Nicaragua is the poorest country in Central America and the second poorest country in the Western Hemisphere. Distribution of income is one of the most unequal on the globe. “The economy hasn’t recovered from the war yet,” Doug said. “One of the things that surprises people is that despite the U.S. involvement in the last 100 years – a military occupation, support of the Somoza dictatorship and sponsoring the unpopular Contra War – the Nicaraguan people are very welcoming of visitors from the United States, even the families who have lost relatives in one of those armed conflicts.”

Since the war ended in 1990, Nicaragua has been governed peacefully. “The overwhelming feeling among people is that they are glad the war is over.
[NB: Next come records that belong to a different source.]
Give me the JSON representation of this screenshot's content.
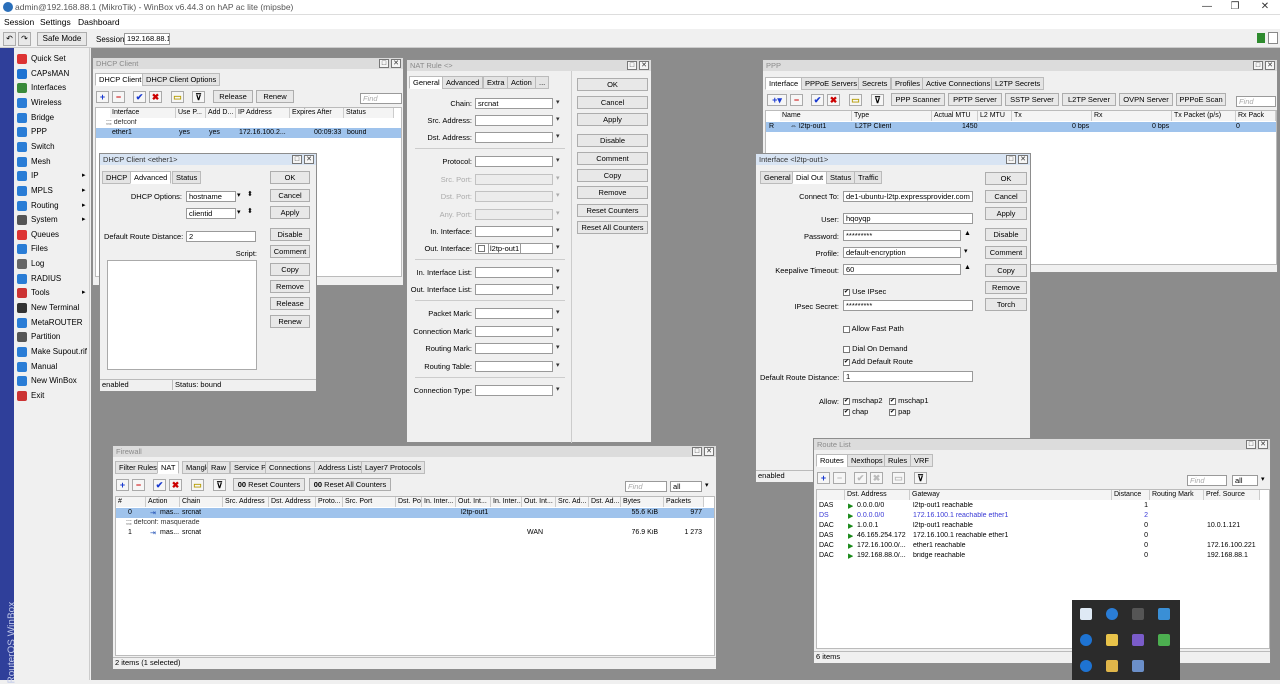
{
  "app": {
    "title": "admin@192.168.88.1 (MikroTik) - WinBox v6.44.3 on hAP ac lite (mipsbe)"
  },
  "menu": [
    "Session",
    "Settings",
    "Dashboard"
  ],
  "toolbar": {
    "safe_mode": "Safe Mode",
    "session_label": "Session:",
    "session_value": "192.168.88.1"
  },
  "brand": "RouterOS WinBox",
  "sidebar": [
    "Quick Set",
    "CAPsMAN",
    "Interfaces",
    "Wireless",
    "Bridge",
    "PPP",
    "Switch",
    "Mesh",
    "IP",
    "MPLS",
    "Routing",
    "System",
    "Queues",
    "Files",
    "Log",
    "RADIUS",
    "Tools",
    "New Terminal",
    "MetaROUTER",
    "Partition",
    "Make Supout.rif",
    "Manual",
    "New WinBox",
    "Exit"
  ],
  "dhcp_client": {
    "title": "DHCP Client",
    "tabs": [
      "DHCP Client",
      "DHCP Client Options"
    ],
    "btns": [
      "Release",
      "Renew"
    ],
    "find": "Find",
    "cols": [
      "Interface",
      "Use P...",
      "Add D...",
      "IP Address",
      "Expires After",
      "Status"
    ],
    "comment": ";;; defconf",
    "row": [
      "ether1",
      "yes",
      "yes",
      "172.16.100.2...",
      "00:09:33",
      "bound"
    ]
  },
  "dhcp_edit": {
    "title": "DHCP Client <ether1>",
    "tabs": [
      "DHCP",
      "Advanced",
      "Status"
    ],
    "options_label": "DHCP Options:",
    "opt1": "hostname",
    "opt2": "clientid",
    "dist_label": "Default Route Distance:",
    "dist": "2",
    "script_label": "Script:",
    "buttons": [
      "OK",
      "Cancel",
      "Apply",
      "Disable",
      "Comment",
      "Copy",
      "Remove",
      "Release",
      "Renew"
    ],
    "status_left": "enabled",
    "status_right": "Status: bound"
  },
  "nat_rule": {
    "title": "NAT Rule <>",
    "tabs": [
      "General",
      "Advanced",
      "Extra",
      "Action",
      "..."
    ],
    "fields": [
      {
        "label": "Chain:",
        "value": "srcnat",
        "enabled": true
      },
      {
        "label": "Src. Address:",
        "value": "",
        "enabled": true
      },
      {
        "label": "Dst. Address:",
        "value": "",
        "enabled": true
      },
      {
        "label": "Protocol:",
        "value": "",
        "enabled": true
      },
      {
        "label": "Src. Port:",
        "value": "",
        "enabled": false
      },
      {
        "label": "Dst. Port:",
        "value": "",
        "enabled": false
      },
      {
        "label": "Any. Port:",
        "value": "",
        "enabled": false
      },
      {
        "label": "In. Interface:",
        "value": "",
        "enabled": true
      },
      {
        "label": "Out. Interface:",
        "value": "l2tp-out1",
        "enabled": true
      },
      {
        "label": "In. Interface List:",
        "value": "",
        "enabled": true
      },
      {
        "label": "Out. Interface List:",
        "value": "",
        "enabled": true
      },
      {
        "label": "Packet Mark:",
        "value": "",
        "enabled": true
      },
      {
        "label": "Connection Mark:",
        "value": "",
        "enabled": true
      },
      {
        "label": "Routing Mark:",
        "value": "",
        "enabled": true
      },
      {
        "label": "Routing Table:",
        "value": "",
        "enabled": true
      },
      {
        "label": "Connection Type:",
        "value": "",
        "enabled": true
      }
    ],
    "buttons": [
      "OK",
      "Cancel",
      "Apply",
      "Disable",
      "Comment",
      "Copy",
      "Remove",
      "Reset Counters",
      "Reset All Counters"
    ]
  },
  "ppp": {
    "title": "PPP",
    "tabs": [
      "Interface",
      "PPPoE Servers",
      "Secrets",
      "Profiles",
      "Active Connections",
      "L2TP Secrets"
    ],
    "btns": [
      "PPP Scanner",
      "PPTP Server",
      "SSTP Server",
      "L2TP Server",
      "OVPN Server",
      "PPPoE Scan"
    ],
    "find": "Find",
    "cols": [
      "Name",
      "Type",
      "Actual MTU",
      "L2 MTU",
      "Tx",
      "Rx",
      "Tx Packet (p/s)",
      "Rx Pack"
    ],
    "row": [
      "R",
      "l2tp-out1",
      "L2TP Client",
      "1450",
      "",
      "0 bps",
      "0 bps",
      "0"
    ]
  },
  "iface": {
    "title": "Interface <l2tp-out1>",
    "tabs": [
      "General",
      "Dial Out",
      "Status",
      "Traffic"
    ],
    "connect_label": "Connect To:",
    "connect": "de1-ubuntu-l2tp.expressprovider.com",
    "user_label": "User:",
    "user": "hqoyqp",
    "pass_label": "Password:",
    "pass": "*********",
    "profile_label": "Profile:",
    "profile": "default-encryption",
    "keepalive_label": "Keepalive Timeout:",
    "keepalive": "60",
    "use_ipsec": "Use IPsec",
    "secret_label": "IPsec Secret:",
    "secret": "*********",
    "allow_fast": "Allow Fast Path",
    "dial_demand": "Dial On Demand",
    "add_route": "Add Default Route",
    "dist_label": "Default Route Distance:",
    "dist": "1",
    "allow_label": "Allow:",
    "allow": [
      "mschap2",
      "mschap1",
      "chap",
      "pap"
    ],
    "buttons": [
      "OK",
      "Cancel",
      "Apply",
      "Disable",
      "Comment",
      "Copy",
      "Remove",
      "Torch"
    ],
    "status": "enabled"
  },
  "firewall": {
    "title": "Firewall",
    "tabs": [
      "Filter Rules",
      "NAT",
      "Mangle",
      "Raw",
      "Service Ports",
      "Connections",
      "Address Lists",
      "Layer7 Protocols"
    ],
    "btns": [
      "Reset Counters",
      "Reset All Counters"
    ],
    "find": "Find",
    "filter": "all",
    "cols": [
      "#",
      "Action",
      "Chain",
      "Src. Address",
      "Dst. Address",
      "Proto...",
      "Src. Port",
      "Dst. Port",
      "In. Inter...",
      "Out. Int...",
      "In. Inter...",
      "Out. Int...",
      "Src. Ad...",
      "Dst. Ad...",
      "Bytes",
      "Packets"
    ],
    "rows": [
      {
        "num": "0",
        "action": "mas...",
        "chain": "srcnat",
        "out": "l2tp-out1",
        "outlist": "",
        "bytes": "55.6 KiB",
        "packets": "977"
      },
      {
        "num": "1",
        "action": "mas...",
        "chain": "srcnat",
        "out": "",
        "outlist": "WAN",
        "bytes": "76.9 KiB",
        "packets": "1 273"
      }
    ],
    "comment": ";;; defconf: masquerade",
    "status": "2 items (1 selected)"
  },
  "routes": {
    "title": "Route List",
    "tabs": [
      "Routes",
      "Nexthops",
      "Rules",
      "VRF"
    ],
    "find": "Find",
    "filter": "all",
    "cols": [
      "Dst. Address",
      "Gateway",
      "Distance",
      "Routing Mark",
      "Pref. Source"
    ],
    "rows": [
      {
        "flag": "DAS",
        "dst": "0.0.0.0/0",
        "gw": "l2tp-out1 reachable",
        "dist": "1",
        "mark": "",
        "src": "",
        "blue": false
      },
      {
        "flag": "DS",
        "dst": "0.0.0.0/0",
        "gw": "172.16.100.1 reachable ether1",
        "dist": "2",
        "mark": "",
        "src": "",
        "blue": true
      },
      {
        "flag": "DAC",
        "dst": "1.0.0.1",
        "gw": "l2tp-out1 reachable",
        "dist": "0",
        "mark": "",
        "src": "10.0.1.121",
        "blue": false
      },
      {
        "flag": "DAS",
        "dst": "46.165.254.172",
        "gw": "172.16.100.1 reachable ether1",
        "dist": "0",
        "mark": "",
        "src": "",
        "blue": false
      },
      {
        "flag": "DAC",
        "dst": "172.16.100.0/...",
        "gw": "ether1 reachable",
        "dist": "0",
        "mark": "",
        "src": "172.16.100.221",
        "blue": false
      },
      {
        "flag": "DAC",
        "dst": "192.168.88.0/...",
        "gw": "bridge reachable",
        "dist": "0",
        "mark": "",
        "src": "192.168.88.1",
        "blue": false
      }
    ],
    "status": "6 items"
  }
}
It made everybody poor and nobody is better off because of it,” said Doug. “Even though life is still difficult in Nicaragua, the national consensus is that continued fighting would be detrimental to everyone.”

In 2006, the former Sandanista president Daniel Ortega was again elected to the position. “Although there was a great deal of fear that Nicaragua would again become unstable with the reelection of Daniel Ortega, there is no evidence that has happened,” Meyers said. “Nicaragua continues to be a stable society with very little evidence of civil unrest.”
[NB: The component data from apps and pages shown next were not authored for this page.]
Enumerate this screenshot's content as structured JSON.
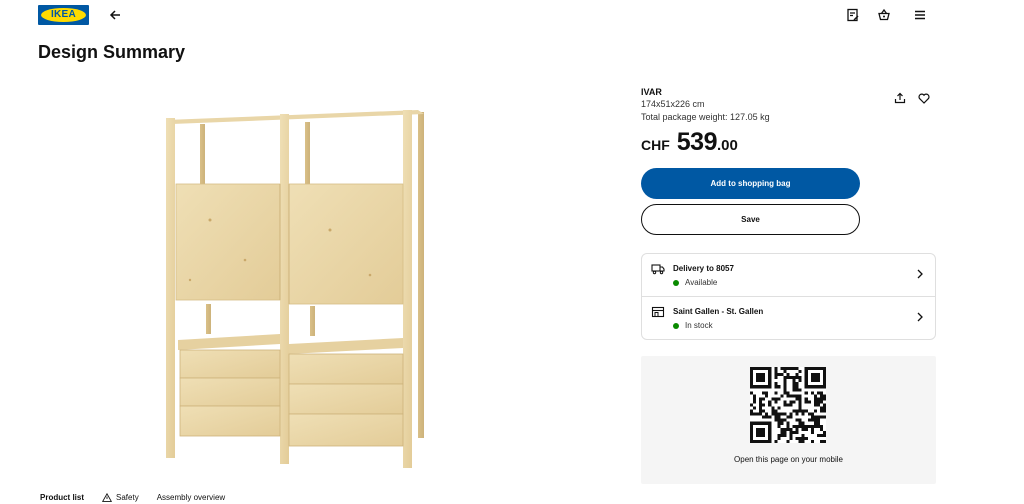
{
  "header": {
    "logo_text": "IKEA",
    "icons": [
      "back-arrow-icon",
      "shopping-list-icon",
      "shopping-bag-icon",
      "hamburger-menu-icon"
    ]
  },
  "page": {
    "title": "Design Summary"
  },
  "product": {
    "name": "IVAR",
    "dimensions": "174x51x226 cm",
    "weight": "Total package weight: 127.05 kg",
    "price": {
      "currency": "CHF",
      "main": "539",
      "decimal": ".00"
    }
  },
  "actions": {
    "add_to_bag": "Add to shopping bag",
    "save": "Save"
  },
  "availability": [
    {
      "title": "Delivery to 8057",
      "status": "Available",
      "icon": "truck-icon"
    },
    {
      "title": "Saint Gallen - St. Gallen",
      "status": "In stock",
      "icon": "store-icon"
    }
  ],
  "qr": {
    "caption": "Open this page on your mobile"
  },
  "tabs": [
    {
      "label": "Product list"
    },
    {
      "label": "Safety"
    },
    {
      "label": "Assembly overview"
    }
  ],
  "colors": {
    "brand_blue": "#0058a3",
    "brand_yellow": "#ffdb00",
    "in_stock_green": "#0a8a00"
  }
}
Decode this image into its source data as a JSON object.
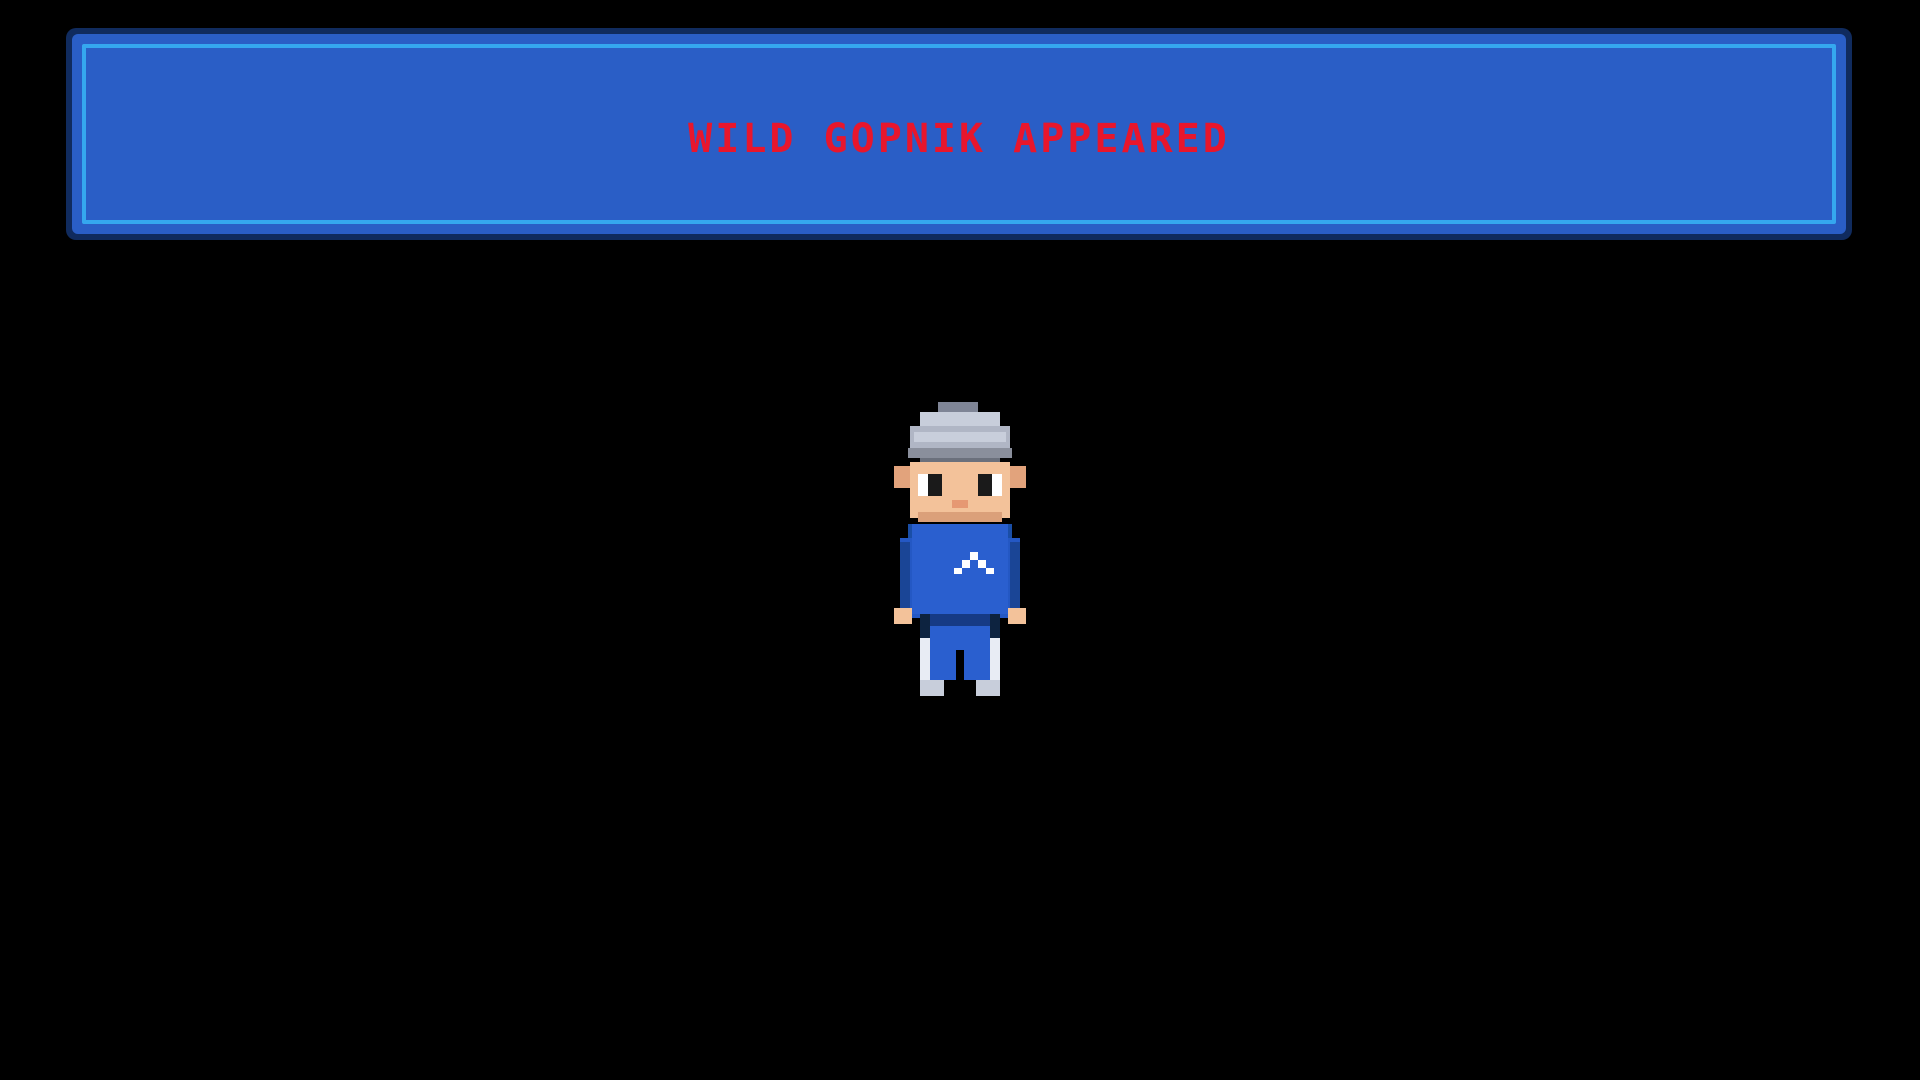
{
  "dialog": {
    "message": "WILD GOPNIK APPEARED",
    "text_color": "#e8162c",
    "box_color": "#2a5ec6",
    "border_color": "#35a7ef"
  },
  "enemy": {
    "name": "gopnik",
    "icon": "gopnik-sprite"
  },
  "background_color": "#000000"
}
Since the first SST units went to Costa Rica, Jamaica and Guadeloupe in 1968 and began one of the country’s unique international education programs, nearly 7,000 students and 230 faculty leaders have traveled to 20 countries; the college currently organizes SST units to study and serve in China, Germany, Cambodia, Ethiopia, Senegal, Perú and Jamaica. The program’s uncommon combination of cultural education and service-learning remains a core part of the general education program, and has earned citations for excellence from U.S.News & World Report, Peterson’s Study Abroad and Smart Parents Guide to College, the John Templeton Foundation and American Council on Education.

For more information about Goshen’s SST program, as well as photos, journals and videos from past groups, visit www.goshen.edu/sst.
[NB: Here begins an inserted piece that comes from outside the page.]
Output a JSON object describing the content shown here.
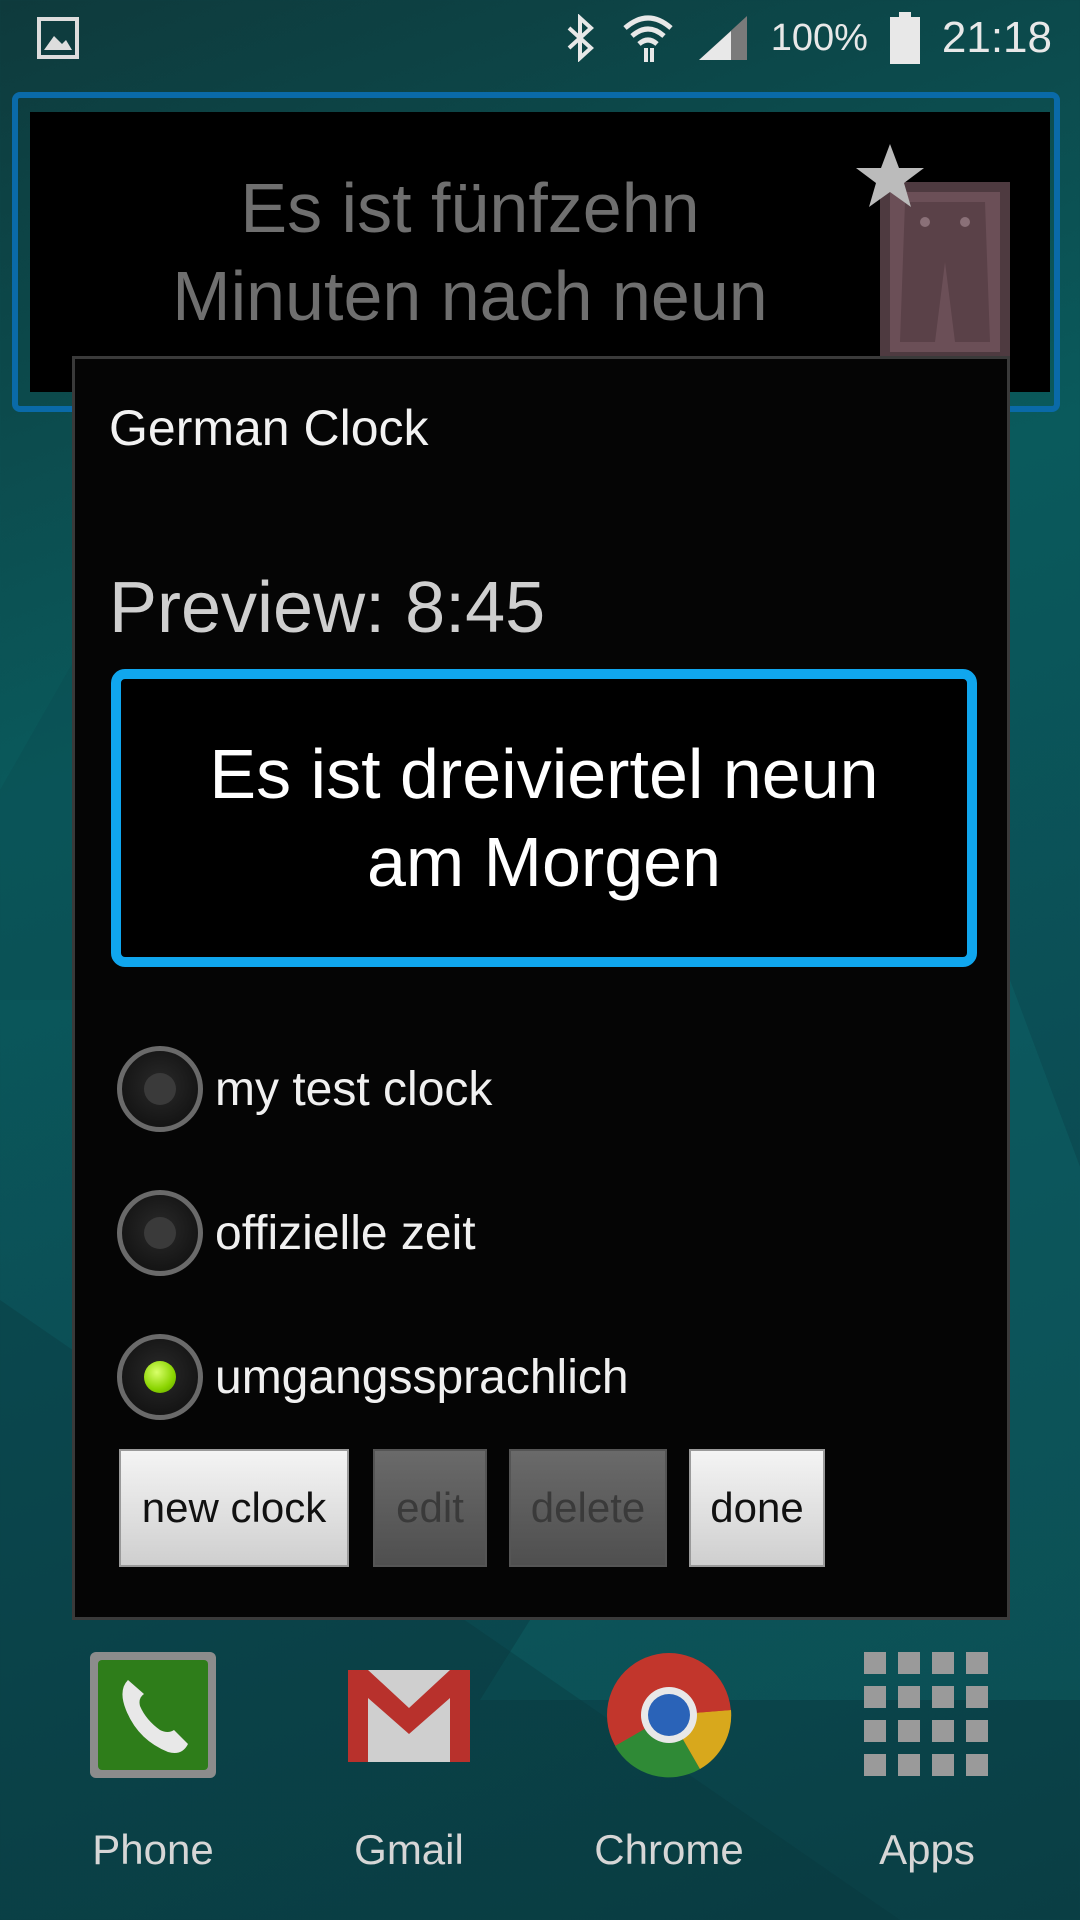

Editors: For more information about this release, to arrange an interview or request a photo, contact Goshen College News Bureau Director Jodi H. Beyeler at (574) 535-7572 or jodihb@goshen.edu.


Goshen College, established in 1894, is a four-year residential Christian liberal arts college rooted in the Anabaptist-Mennonite tradition. The college’s Christ-centered core values – passionate learning, global citizenship, compassionate peacemaking and servant-leadership – prepare students as leaders for the church and world. Recognized for its unique Study-Service Term program, Goshen has earned citations of excellence in Barron’s Best Buys in Education, “Colleges of Distinction,” “Making a Difference College Guide” and U.S.News & World Report’s “America’s Best Colleges” edition, which named Goshen a “least debt college.” Visit www.goshen.edu.